Recorded data:
◆ ◆ ◆ ◆ ◆ ◆ ◆
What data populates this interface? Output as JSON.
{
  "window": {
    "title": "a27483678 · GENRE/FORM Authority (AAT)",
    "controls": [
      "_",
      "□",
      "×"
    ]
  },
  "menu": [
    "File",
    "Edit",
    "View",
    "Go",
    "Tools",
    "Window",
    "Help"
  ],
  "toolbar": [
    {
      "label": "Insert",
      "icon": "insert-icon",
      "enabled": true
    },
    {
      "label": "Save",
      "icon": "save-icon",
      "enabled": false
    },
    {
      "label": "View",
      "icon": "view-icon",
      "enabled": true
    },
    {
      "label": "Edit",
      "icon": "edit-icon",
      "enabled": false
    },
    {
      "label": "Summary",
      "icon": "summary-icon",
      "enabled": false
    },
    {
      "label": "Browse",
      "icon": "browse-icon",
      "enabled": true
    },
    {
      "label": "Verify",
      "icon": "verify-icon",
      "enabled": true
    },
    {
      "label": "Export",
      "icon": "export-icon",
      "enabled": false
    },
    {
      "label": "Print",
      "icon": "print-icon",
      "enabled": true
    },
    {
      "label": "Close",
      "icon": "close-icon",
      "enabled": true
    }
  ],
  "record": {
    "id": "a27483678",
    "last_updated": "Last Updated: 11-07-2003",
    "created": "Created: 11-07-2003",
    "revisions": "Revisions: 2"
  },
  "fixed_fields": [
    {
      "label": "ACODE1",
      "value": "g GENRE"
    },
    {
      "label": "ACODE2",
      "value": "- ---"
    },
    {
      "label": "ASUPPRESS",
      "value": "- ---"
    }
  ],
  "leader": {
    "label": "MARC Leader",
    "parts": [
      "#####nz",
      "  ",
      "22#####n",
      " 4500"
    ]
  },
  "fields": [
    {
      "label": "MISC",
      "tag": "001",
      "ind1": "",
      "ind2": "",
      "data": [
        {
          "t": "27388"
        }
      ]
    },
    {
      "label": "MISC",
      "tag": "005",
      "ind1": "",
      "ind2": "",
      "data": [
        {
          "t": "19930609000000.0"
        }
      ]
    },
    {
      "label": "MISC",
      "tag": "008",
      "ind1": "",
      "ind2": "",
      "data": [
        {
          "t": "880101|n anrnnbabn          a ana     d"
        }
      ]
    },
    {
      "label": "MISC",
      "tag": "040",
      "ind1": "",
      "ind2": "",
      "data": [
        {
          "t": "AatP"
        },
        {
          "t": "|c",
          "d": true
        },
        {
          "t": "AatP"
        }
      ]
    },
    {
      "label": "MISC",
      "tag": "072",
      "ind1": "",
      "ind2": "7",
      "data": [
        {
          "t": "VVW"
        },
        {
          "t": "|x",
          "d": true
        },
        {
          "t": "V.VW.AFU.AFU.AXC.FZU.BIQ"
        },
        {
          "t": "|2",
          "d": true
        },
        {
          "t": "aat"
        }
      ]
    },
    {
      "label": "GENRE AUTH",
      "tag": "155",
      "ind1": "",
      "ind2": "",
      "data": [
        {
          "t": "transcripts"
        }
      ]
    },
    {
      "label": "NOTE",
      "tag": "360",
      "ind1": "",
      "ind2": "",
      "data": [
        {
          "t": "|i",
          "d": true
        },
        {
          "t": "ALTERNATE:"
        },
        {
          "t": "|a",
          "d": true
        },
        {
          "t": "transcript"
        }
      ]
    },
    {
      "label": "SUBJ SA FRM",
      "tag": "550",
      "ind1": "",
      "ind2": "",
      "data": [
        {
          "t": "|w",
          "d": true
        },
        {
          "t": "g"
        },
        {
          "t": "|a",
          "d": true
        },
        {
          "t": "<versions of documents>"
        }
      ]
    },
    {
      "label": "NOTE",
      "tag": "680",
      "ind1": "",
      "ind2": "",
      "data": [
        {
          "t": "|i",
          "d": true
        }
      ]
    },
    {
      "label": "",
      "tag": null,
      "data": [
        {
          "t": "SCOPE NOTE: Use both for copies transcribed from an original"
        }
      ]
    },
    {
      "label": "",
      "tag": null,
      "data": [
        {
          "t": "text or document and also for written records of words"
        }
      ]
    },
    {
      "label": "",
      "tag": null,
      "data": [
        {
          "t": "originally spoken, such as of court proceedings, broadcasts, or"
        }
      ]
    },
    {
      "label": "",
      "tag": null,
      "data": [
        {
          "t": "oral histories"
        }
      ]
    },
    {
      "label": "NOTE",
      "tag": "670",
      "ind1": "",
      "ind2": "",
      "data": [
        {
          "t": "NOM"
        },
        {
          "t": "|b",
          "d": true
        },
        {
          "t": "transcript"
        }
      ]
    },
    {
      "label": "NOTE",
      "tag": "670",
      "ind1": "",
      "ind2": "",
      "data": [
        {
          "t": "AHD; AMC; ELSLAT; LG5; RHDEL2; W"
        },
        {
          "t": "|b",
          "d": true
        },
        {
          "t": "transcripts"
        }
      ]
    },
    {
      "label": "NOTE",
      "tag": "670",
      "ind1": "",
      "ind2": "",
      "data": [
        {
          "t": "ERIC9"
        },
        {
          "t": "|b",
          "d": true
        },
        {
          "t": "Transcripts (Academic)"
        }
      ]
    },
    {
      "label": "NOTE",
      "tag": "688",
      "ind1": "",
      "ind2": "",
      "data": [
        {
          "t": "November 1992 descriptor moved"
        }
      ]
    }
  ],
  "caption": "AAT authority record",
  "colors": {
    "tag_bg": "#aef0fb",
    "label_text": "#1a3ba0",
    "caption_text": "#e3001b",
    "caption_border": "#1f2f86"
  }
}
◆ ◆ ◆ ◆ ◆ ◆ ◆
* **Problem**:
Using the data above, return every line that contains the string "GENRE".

* **Solution for this task**:
    "title": "a27483678 · GENRE/FORM Authority (AAT)",
      "value": "g GENRE"
      "label": "GENRE AUTH",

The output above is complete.